Read through the records below and copy each line that uses the word "tests".

Start of Block

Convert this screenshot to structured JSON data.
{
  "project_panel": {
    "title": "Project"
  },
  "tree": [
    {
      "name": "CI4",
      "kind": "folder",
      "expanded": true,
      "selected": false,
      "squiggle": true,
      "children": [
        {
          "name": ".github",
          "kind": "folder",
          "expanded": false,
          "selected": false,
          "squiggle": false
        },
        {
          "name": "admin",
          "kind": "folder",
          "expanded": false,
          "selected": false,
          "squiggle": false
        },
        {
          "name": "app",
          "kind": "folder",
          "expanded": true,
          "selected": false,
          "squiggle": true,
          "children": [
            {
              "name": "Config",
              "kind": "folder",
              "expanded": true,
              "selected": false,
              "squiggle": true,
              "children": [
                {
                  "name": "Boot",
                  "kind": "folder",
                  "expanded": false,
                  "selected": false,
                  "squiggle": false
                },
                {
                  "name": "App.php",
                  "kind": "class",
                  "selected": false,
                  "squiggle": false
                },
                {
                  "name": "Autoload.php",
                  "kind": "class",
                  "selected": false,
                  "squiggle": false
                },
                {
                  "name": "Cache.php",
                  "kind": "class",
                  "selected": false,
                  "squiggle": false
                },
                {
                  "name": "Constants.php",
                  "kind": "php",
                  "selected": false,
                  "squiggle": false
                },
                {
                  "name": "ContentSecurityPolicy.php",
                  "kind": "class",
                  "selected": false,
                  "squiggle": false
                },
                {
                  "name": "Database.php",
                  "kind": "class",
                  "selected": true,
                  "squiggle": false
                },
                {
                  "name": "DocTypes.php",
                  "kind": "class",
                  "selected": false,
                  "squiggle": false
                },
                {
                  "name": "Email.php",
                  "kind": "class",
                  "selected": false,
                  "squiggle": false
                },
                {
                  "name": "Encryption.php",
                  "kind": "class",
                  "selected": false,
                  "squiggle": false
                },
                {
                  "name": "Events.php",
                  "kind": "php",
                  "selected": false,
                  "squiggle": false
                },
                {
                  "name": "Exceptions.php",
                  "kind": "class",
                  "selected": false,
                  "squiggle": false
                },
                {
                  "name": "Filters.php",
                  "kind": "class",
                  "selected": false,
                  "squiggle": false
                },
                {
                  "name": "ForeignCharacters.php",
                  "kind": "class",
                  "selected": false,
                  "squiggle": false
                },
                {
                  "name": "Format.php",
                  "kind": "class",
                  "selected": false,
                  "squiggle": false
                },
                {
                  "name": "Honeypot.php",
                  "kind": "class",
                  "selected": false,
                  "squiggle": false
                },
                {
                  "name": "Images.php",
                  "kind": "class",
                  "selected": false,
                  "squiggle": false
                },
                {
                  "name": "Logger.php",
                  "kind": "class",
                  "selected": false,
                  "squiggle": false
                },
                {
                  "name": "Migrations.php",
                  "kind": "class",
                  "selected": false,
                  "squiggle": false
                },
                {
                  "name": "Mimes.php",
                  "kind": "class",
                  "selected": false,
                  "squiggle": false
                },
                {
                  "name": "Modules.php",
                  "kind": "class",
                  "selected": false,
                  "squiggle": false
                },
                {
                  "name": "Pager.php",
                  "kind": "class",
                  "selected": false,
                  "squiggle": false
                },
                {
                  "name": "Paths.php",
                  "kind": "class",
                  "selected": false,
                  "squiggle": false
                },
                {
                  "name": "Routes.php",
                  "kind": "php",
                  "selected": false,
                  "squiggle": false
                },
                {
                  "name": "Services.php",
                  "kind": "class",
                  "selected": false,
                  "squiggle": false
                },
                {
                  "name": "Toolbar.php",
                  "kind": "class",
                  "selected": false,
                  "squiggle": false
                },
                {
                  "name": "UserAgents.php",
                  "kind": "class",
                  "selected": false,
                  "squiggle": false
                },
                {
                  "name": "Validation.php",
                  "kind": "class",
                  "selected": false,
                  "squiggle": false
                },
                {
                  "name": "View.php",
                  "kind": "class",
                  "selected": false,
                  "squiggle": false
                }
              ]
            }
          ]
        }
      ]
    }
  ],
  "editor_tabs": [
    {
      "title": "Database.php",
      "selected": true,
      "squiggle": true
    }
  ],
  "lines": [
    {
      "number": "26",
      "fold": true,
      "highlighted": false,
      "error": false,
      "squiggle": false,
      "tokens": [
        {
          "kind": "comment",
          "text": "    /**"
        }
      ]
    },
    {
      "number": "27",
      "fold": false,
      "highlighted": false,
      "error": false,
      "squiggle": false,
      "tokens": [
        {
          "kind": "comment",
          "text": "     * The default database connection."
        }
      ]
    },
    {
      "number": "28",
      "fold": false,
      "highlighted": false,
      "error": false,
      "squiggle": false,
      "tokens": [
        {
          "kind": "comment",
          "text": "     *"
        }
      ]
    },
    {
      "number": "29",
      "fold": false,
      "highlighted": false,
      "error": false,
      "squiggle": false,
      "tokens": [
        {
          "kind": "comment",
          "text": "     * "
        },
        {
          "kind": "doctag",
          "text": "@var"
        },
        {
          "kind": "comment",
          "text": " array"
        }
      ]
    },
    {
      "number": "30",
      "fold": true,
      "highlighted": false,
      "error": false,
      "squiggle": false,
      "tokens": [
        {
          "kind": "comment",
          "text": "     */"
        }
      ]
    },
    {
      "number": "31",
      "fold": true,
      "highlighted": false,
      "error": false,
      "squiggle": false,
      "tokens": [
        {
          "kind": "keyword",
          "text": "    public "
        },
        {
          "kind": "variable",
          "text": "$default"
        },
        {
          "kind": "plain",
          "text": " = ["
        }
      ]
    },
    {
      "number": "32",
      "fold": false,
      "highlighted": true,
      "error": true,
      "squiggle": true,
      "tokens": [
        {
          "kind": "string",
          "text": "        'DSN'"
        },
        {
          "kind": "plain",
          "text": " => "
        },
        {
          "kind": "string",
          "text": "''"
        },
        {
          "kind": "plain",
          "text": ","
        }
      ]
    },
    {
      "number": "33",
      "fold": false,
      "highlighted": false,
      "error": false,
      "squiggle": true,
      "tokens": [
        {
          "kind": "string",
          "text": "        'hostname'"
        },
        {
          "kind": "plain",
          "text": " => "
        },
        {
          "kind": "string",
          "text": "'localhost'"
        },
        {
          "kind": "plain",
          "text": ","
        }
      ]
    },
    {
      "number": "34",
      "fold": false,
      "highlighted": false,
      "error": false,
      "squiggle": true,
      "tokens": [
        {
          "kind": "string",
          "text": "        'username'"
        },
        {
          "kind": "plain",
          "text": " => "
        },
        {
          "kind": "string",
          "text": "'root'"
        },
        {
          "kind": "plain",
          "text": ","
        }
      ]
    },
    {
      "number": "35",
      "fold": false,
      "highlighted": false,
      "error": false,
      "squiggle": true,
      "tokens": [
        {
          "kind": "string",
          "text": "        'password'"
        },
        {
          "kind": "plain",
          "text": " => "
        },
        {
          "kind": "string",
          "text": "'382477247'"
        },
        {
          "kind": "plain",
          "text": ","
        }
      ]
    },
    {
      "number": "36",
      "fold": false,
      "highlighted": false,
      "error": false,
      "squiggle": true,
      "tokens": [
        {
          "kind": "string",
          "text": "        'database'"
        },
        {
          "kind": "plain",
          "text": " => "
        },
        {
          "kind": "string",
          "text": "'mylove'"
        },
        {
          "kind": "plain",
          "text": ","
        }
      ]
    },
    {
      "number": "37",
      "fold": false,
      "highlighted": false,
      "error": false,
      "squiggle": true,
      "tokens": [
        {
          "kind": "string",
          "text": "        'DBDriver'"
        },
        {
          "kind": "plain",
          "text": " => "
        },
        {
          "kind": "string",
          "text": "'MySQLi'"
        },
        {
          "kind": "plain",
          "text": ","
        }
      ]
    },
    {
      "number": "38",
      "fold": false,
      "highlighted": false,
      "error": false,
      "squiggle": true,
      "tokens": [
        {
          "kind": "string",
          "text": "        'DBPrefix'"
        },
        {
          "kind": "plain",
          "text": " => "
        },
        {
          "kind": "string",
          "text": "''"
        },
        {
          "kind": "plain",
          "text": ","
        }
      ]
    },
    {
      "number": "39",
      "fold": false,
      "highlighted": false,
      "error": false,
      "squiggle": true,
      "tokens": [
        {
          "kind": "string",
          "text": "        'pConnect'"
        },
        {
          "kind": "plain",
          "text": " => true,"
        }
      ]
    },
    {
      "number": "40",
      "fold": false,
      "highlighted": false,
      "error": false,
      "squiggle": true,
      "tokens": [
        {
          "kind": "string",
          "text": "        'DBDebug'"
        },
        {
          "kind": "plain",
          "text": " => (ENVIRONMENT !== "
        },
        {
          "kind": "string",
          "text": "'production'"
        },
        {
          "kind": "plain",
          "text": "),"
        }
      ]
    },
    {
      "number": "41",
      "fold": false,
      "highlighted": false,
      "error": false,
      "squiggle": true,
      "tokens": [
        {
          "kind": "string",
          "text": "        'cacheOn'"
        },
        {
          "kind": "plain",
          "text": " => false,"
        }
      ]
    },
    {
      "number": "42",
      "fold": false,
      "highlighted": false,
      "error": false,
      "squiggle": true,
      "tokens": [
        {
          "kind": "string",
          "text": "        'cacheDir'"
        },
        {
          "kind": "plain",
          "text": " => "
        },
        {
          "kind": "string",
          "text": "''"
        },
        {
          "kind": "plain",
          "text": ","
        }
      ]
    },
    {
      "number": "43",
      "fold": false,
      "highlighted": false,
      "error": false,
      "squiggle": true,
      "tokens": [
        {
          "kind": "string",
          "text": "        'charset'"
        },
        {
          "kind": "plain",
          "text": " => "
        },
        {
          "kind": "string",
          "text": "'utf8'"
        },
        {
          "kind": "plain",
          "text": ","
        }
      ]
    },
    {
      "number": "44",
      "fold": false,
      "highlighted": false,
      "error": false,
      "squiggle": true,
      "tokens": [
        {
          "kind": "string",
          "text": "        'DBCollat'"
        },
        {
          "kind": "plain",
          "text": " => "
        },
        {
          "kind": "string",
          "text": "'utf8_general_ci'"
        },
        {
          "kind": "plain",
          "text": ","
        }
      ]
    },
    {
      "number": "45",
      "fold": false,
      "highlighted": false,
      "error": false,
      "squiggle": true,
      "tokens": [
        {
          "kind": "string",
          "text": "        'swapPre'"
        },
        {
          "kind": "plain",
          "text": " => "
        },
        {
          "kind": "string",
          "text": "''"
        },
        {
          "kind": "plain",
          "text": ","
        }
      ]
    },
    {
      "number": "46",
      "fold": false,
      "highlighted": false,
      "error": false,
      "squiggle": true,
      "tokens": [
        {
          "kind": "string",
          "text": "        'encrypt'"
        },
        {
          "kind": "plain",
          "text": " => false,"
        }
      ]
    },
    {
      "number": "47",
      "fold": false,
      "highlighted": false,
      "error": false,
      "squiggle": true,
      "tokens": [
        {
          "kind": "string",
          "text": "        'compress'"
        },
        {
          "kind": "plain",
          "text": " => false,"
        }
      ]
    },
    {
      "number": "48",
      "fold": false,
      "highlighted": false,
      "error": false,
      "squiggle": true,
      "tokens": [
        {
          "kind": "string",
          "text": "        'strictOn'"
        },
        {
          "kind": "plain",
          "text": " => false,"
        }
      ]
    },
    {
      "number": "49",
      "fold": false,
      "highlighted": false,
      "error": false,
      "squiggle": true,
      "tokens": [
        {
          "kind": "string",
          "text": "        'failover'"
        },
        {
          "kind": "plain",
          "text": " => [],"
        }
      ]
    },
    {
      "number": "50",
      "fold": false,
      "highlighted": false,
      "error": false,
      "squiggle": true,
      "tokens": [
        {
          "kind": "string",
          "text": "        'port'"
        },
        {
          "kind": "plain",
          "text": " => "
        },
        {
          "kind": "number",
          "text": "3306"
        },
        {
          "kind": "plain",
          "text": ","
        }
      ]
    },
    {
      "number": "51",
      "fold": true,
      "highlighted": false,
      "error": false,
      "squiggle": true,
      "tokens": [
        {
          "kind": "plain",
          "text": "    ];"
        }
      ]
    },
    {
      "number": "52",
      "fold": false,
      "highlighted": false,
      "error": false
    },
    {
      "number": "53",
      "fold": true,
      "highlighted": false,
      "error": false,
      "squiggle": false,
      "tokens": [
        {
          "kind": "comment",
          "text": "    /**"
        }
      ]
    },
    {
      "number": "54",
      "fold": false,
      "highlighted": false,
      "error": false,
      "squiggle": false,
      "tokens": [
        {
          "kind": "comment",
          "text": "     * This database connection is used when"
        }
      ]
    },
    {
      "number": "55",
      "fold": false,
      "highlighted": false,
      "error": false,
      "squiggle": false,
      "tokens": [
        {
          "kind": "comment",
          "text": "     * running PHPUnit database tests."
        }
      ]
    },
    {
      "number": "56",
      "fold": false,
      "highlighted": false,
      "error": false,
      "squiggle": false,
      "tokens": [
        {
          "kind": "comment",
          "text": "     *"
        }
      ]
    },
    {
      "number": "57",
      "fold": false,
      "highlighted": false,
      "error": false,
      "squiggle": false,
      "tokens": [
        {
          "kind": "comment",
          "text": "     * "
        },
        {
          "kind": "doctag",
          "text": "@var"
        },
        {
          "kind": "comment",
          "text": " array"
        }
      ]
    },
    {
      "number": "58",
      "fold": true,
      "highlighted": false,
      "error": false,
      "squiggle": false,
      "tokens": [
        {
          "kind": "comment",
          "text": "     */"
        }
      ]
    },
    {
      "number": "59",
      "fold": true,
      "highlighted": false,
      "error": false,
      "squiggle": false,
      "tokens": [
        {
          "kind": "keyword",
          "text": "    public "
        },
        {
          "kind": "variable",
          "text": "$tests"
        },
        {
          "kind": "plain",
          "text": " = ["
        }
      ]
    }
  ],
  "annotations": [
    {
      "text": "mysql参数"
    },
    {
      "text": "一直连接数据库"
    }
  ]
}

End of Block

• **SOLUTION TO THIS PROBLEM**:
          "text": "     * running PHPUnit database tests."
          "text": "$tests"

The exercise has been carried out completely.